[Entries from a dataset of interfaces]
»»

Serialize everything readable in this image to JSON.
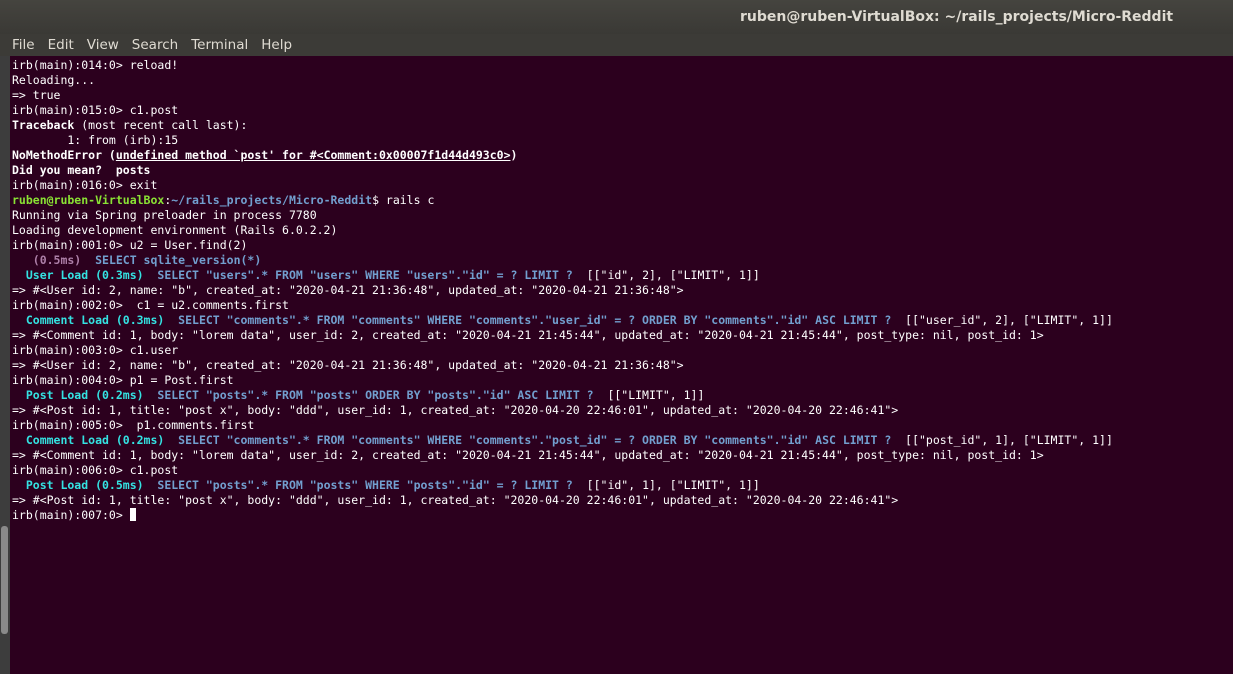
{
  "window": {
    "title": "ruben@ruben-VirtualBox: ~/rails_projects/Micro-Reddit"
  },
  "menu": [
    "File",
    "Edit",
    "View",
    "Search",
    "Terminal",
    "Help"
  ],
  "colors": {
    "background": "#2c001e",
    "prompt_user": "#8ae234",
    "prompt_path": "#729fcf",
    "model_load": "#34e2e2",
    "sql": "#729fcf",
    "timing": "#ad7fa8"
  },
  "terminal": {
    "lines": [
      [
        {
          "t": "irb(main):014:0> reload!",
          "s": "plain"
        }
      ],
      [
        {
          "t": "Reloading...",
          "s": "plain"
        }
      ],
      [
        {
          "t": "=> true",
          "s": "plain"
        }
      ],
      [
        {
          "t": "irb(main):015:0> c1.post",
          "s": "plain"
        }
      ],
      [
        {
          "t": "Traceback",
          "s": "bold"
        },
        {
          "t": " (most recent call last):",
          "s": "plain"
        }
      ],
      [
        {
          "t": "        1: from (irb):15",
          "s": "plain"
        }
      ],
      [
        {
          "t": "NoMethodError (",
          "s": "bold"
        },
        {
          "t": "undefined method `post' for #<Comment:0x00007f1d44d493c0>",
          "s": "boldul"
        },
        {
          "t": ")",
          "s": "bold"
        }
      ],
      [
        {
          "t": "Did you mean?  posts",
          "s": "bold"
        }
      ],
      [
        {
          "t": "irb(main):016:0> exit",
          "s": "plain"
        }
      ],
      [
        {
          "t": "ruben@ruben-VirtualBox",
          "s": "green"
        },
        {
          "t": ":",
          "s": "plain"
        },
        {
          "t": "~/rails_projects/Micro-Reddit",
          "s": "blue"
        },
        {
          "t": "$ rails c",
          "s": "plain"
        }
      ],
      [
        {
          "t": "Running via Spring preloader in process 7780",
          "s": "plain"
        }
      ],
      [
        {
          "t": "Loading development environment (Rails 6.0.2.2)",
          "s": "plain"
        }
      ],
      [
        {
          "t": "irb(main):001:0> u2 = User.find(2)",
          "s": "plain"
        }
      ],
      [
        {
          "t": "   (0.5ms)  ",
          "s": "magenta"
        },
        {
          "t": "SELECT sqlite_version(*)",
          "s": "sqlblue"
        }
      ],
      [
        {
          "t": "  User Load (0.3ms)  ",
          "s": "cyan"
        },
        {
          "t": "SELECT \"users\".* FROM \"users\" WHERE \"users\".\"id\" = ? LIMIT ?",
          "s": "sqlblue"
        },
        {
          "t": "  [[\"id\", 2], [\"LIMIT\", 1]]",
          "s": "plain"
        }
      ],
      [
        {
          "t": "=> #<User id: 2, name: \"b\", created_at: \"2020-04-21 21:36:48\", updated_at: \"2020-04-21 21:36:48\">",
          "s": "plain"
        }
      ],
      [
        {
          "t": "irb(main):002:0>  c1 = u2.comments.first",
          "s": "plain"
        }
      ],
      [
        {
          "t": "  Comment Load (0.3ms)  ",
          "s": "cyan"
        },
        {
          "t": "SELECT \"comments\".* FROM \"comments\" WHERE \"comments\".\"user_id\" = ? ORDER BY \"comments\".\"id\" ASC LIMIT ?",
          "s": "sqlblue"
        },
        {
          "t": "  [[\"user_id\", 2], [\"LIMIT\", 1]]",
          "s": "plain"
        }
      ],
      [
        {
          "t": "=> #<Comment id: 1, body: \"lorem data\", user_id: 2, created_at: \"2020-04-21 21:45:44\", updated_at: \"2020-04-21 21:45:44\", post_type: nil, post_id: 1>",
          "s": "plain"
        }
      ],
      [
        {
          "t": "irb(main):003:0> c1.user",
          "s": "plain"
        }
      ],
      [
        {
          "t": "=> #<User id: 2, name: \"b\", created_at: \"2020-04-21 21:36:48\", updated_at: \"2020-04-21 21:36:48\">",
          "s": "plain"
        }
      ],
      [
        {
          "t": "irb(main):004:0> p1 = Post.first",
          "s": "plain"
        }
      ],
      [
        {
          "t": "  Post Load (0.2ms)  ",
          "s": "cyan"
        },
        {
          "t": "SELECT \"posts\".* FROM \"posts\" ORDER BY \"posts\".\"id\" ASC LIMIT ?",
          "s": "sqlblue"
        },
        {
          "t": "  [[\"LIMIT\", 1]]",
          "s": "plain"
        }
      ],
      [
        {
          "t": "=> #<Post id: 1, title: \"post x\", body: \"ddd\", user_id: 1, created_at: \"2020-04-20 22:46:01\", updated_at: \"2020-04-20 22:46:41\">",
          "s": "plain"
        }
      ],
      [
        {
          "t": "irb(main):005:0>  p1.comments.first",
          "s": "plain"
        }
      ],
      [
        {
          "t": "  Comment Load (0.2ms)  ",
          "s": "cyan"
        },
        {
          "t": "SELECT \"comments\".* FROM \"comments\" WHERE \"comments\".\"post_id\" = ? ORDER BY \"comments\".\"id\" ASC LIMIT ?",
          "s": "sqlblue"
        },
        {
          "t": "  [[\"post_id\", 1], [\"LIMIT\", 1]]",
          "s": "plain"
        }
      ],
      [
        {
          "t": "=> #<Comment id: 1, body: \"lorem data\", user_id: 2, created_at: \"2020-04-21 21:45:44\", updated_at: \"2020-04-21 21:45:44\", post_type: nil, post_id: 1>",
          "s": "plain"
        }
      ],
      [
        {
          "t": "irb(main):006:0> c1.post",
          "s": "plain"
        }
      ],
      [
        {
          "t": "  Post Load (0.5ms)  ",
          "s": "cyan"
        },
        {
          "t": "SELECT \"posts\".* FROM \"posts\" WHERE \"posts\".\"id\" = ? LIMIT ?",
          "s": "sqlblue"
        },
        {
          "t": "  [[\"id\", 1], [\"LIMIT\", 1]]",
          "s": "plain"
        }
      ],
      [
        {
          "t": "=> #<Post id: 1, title: \"post x\", body: \"ddd\", user_id: 1, created_at: \"2020-04-20 22:46:01\", updated_at: \"2020-04-20 22:46:41\">",
          "s": "plain"
        }
      ],
      [
        {
          "t": "irb(main):007:0> ",
          "s": "plain"
        }
      ]
    ]
  }
}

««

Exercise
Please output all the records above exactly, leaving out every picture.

Solution below
Serialize everything readable in this image to JSON.
{
  "window": {
    "title": "ruben@ruben-VirtualBox: ~/rails_projects/Micro-Reddit"
  },
  "menu": [
    "File",
    "Edit",
    "View",
    "Search",
    "Terminal",
    "Help"
  ],
  "colors": {
    "background": "#2c001e",
    "prompt_user": "#8ae234",
    "prompt_path": "#729fcf",
    "model_load": "#34e2e2",
    "sql": "#729fcf",
    "timing": "#ad7fa8"
  },
  "terminal": {
    "lines": [
      [
        {
          "t": "irb(main):014:0> reload!",
          "s": "plain"
        }
      ],
      [
        {
          "t": "Reloading...",
          "s": "plain"
        }
      ],
      [
        {
          "t": "=> true",
          "s": "plain"
        }
      ],
      [
        {
          "t": "irb(main):015:0> c1.post",
          "s": "plain"
        }
      ],
      [
        {
          "t": "Traceback",
          "s": "bold"
        },
        {
          "t": " (most recent call last):",
          "s": "plain"
        }
      ],
      [
        {
          "t": "        1: from (irb):15",
          "s": "plain"
        }
      ],
      [
        {
          "t": "NoMethodError (",
          "s": "bold"
        },
        {
          "t": "undefined method `post' for #<Comment:0x00007f1d44d493c0>",
          "s": "boldul"
        },
        {
          "t": ")",
          "s": "bold"
        }
      ],
      [
        {
          "t": "Did you mean?  posts",
          "s": "bold"
        }
      ],
      [
        {
          "t": "irb(main):016:0> exit",
          "s": "plain"
        }
      ],
      [
        {
          "t": "ruben@ruben-VirtualBox",
          "s": "green"
        },
        {
          "t": ":",
          "s": "plain"
        },
        {
          "t": "~/rails_projects/Micro-Reddit",
          "s": "blue"
        },
        {
          "t": "$ rails c",
          "s": "plain"
        }
      ],
      [
        {
          "t": "Running via Spring preloader in process 7780",
          "s": "plain"
        }
      ],
      [
        {
          "t": "Loading development environment (Rails 6.0.2.2)",
          "s": "plain"
        }
      ],
      [
        {
          "t": "irb(main):001:0> u2 = User.find(2)",
          "s": "plain"
        }
      ],
      [
        {
          "t": "   (0.5ms)  ",
          "s": "magenta"
        },
        {
          "t": "SELECT sqlite_version(*)",
          "s": "sqlblue"
        }
      ],
      [
        {
          "t": "  User Load (0.3ms)  ",
          "s": "cyan"
        },
        {
          "t": "SELECT \"users\".* FROM \"users\" WHERE \"users\".\"id\" = ? LIMIT ?",
          "s": "sqlblue"
        },
        {
          "t": "  [[\"id\", 2], [\"LIMIT\", 1]]",
          "s": "plain"
        }
      ],
      [
        {
          "t": "=> #<User id: 2, name: \"b\", created_at: \"2020-04-21 21:36:48\", updated_at: \"2020-04-21 21:36:48\">",
          "s": "plain"
        }
      ],
      [
        {
          "t": "irb(main):002:0>  c1 = u2.comments.first",
          "s": "plain"
        }
      ],
      [
        {
          "t": "  Comment Load (0.3ms)  ",
          "s": "cyan"
        },
        {
          "t": "SELECT \"comments\".* FROM \"comments\" WHERE \"comments\".\"user_id\" = ? ORDER BY \"comments\".\"id\" ASC LIMIT ?",
          "s": "sqlblue"
        },
        {
          "t": "  [[\"user_id\", 2], [\"LIMIT\", 1]]",
          "s": "plain"
        }
      ],
      [
        {
          "t": "=> #<Comment id: 1, body: \"lorem data\", user_id: 2, created_at: \"2020-04-21 21:45:44\", updated_at: \"2020-04-21 21:45:44\", post_type: nil, post_id: 1>",
          "s": "plain"
        }
      ],
      [
        {
          "t": "irb(main):003:0> c1.user",
          "s": "plain"
        }
      ],
      [
        {
          "t": "=> #<User id: 2, name: \"b\", created_at: \"2020-04-21 21:36:48\", updated_at: \"2020-04-21 21:36:48\">",
          "s": "plain"
        }
      ],
      [
        {
          "t": "irb(main):004:0> p1 = Post.first",
          "s": "plain"
        }
      ],
      [
        {
          "t": "  Post Load (0.2ms)  ",
          "s": "cyan"
        },
        {
          "t": "SELECT \"posts\".* FROM \"posts\" ORDER BY \"posts\".\"id\" ASC LIMIT ?",
          "s": "sqlblue"
        },
        {
          "t": "  [[\"LIMIT\", 1]]",
          "s": "plain"
        }
      ],
      [
        {
          "t": "=> #<Post id: 1, title: \"post x\", body: \"ddd\", user_id: 1, created_at: \"2020-04-20 22:46:01\", updated_at: \"2020-04-20 22:46:41\">",
          "s": "plain"
        }
      ],
      [
        {
          "t": "irb(main):005:0>  p1.comments.first",
          "s": "plain"
        }
      ],
      [
        {
          "t": "  Comment Load (0.2ms)  ",
          "s": "cyan"
        },
        {
          "t": "SELECT \"comments\".* FROM \"comments\" WHERE \"comments\".\"post_id\" = ? ORDER BY \"comments\".\"id\" ASC LIMIT ?",
          "s": "sqlblue"
        },
        {
          "t": "  [[\"post_id\", 1], [\"LIMIT\", 1]]",
          "s": "plain"
        }
      ],
      [
        {
          "t": "=> #<Comment id: 1, body: \"lorem data\", user_id: 2, created_at: \"2020-04-21 21:45:44\", updated_at: \"2020-04-21 21:45:44\", post_type: nil, post_id: 1>",
          "s": "plain"
        }
      ],
      [
        {
          "t": "irb(main):006:0> c1.post",
          "s": "plain"
        }
      ],
      [
        {
          "t": "  Post Load (0.5ms)  ",
          "s": "cyan"
        },
        {
          "t": "SELECT \"posts\".* FROM \"posts\" WHERE \"posts\".\"id\" = ? LIMIT ?",
          "s": "sqlblue"
        },
        {
          "t": "  [[\"id\", 1], [\"LIMIT\", 1]]",
          "s": "plain"
        }
      ],
      [
        {
          "t": "=> #<Post id: 1, title: \"post x\", body: \"ddd\", user_id: 1, created_at: \"2020-04-20 22:46:01\", updated_at: \"2020-04-20 22:46:41\">",
          "s": "plain"
        }
      ],
      [
        {
          "t": "irb(main):007:0> ",
          "s": "plain"
        }
      ]
    ]
  }
}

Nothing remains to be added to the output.